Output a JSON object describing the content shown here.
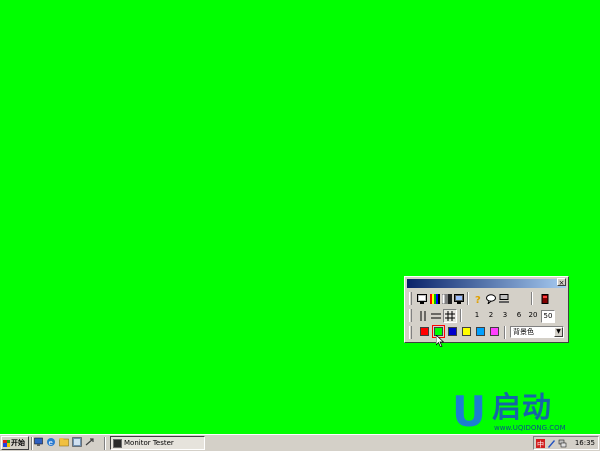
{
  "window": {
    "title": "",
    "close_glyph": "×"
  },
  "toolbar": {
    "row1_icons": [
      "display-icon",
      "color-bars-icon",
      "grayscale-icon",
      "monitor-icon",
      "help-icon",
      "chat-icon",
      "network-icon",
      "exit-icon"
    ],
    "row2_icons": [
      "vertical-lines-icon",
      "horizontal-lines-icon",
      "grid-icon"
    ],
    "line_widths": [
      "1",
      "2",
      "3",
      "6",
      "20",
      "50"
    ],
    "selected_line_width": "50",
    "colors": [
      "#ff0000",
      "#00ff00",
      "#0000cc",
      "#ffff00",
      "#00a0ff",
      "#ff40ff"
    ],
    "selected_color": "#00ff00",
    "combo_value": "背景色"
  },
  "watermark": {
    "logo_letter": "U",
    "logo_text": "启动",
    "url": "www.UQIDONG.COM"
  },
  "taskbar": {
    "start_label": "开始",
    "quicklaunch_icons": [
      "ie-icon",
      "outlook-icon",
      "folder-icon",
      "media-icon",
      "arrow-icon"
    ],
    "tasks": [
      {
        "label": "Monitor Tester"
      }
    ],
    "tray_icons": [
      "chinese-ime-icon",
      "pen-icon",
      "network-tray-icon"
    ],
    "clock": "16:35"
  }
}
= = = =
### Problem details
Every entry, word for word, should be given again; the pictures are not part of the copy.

### Completed exercise
Output a JSON object describing the content shown here.
{
  "window": {
    "title": "",
    "close_glyph": "×"
  },
  "toolbar": {
    "row1_icons": [
      "display-icon",
      "color-bars-icon",
      "grayscale-icon",
      "monitor-icon",
      "help-icon",
      "chat-icon",
      "network-icon",
      "exit-icon"
    ],
    "row2_icons": [
      "vertical-lines-icon",
      "horizontal-lines-icon",
      "grid-icon"
    ],
    "line_widths": [
      "1",
      "2",
      "3",
      "6",
      "20",
      "50"
    ],
    "selected_line_width": "50",
    "colors": [
      "#ff0000",
      "#00ff00",
      "#0000cc",
      "#ffff00",
      "#00a0ff",
      "#ff40ff"
    ],
    "selected_color": "#00ff00",
    "combo_value": "背景色"
  },
  "watermark": {
    "logo_letter": "U",
    "logo_text": "启动",
    "url": "www.UQIDONG.COM"
  },
  "taskbar": {
    "start_label": "开始",
    "quicklaunch_icons": [
      "ie-icon",
      "outlook-icon",
      "folder-icon",
      "media-icon",
      "arrow-icon"
    ],
    "tasks": [
      {
        "label": "Monitor Tester"
      }
    ],
    "tray_icons": [
      "chinese-ime-icon",
      "pen-icon",
      "network-tray-icon"
    ],
    "clock": "16:35"
  }
}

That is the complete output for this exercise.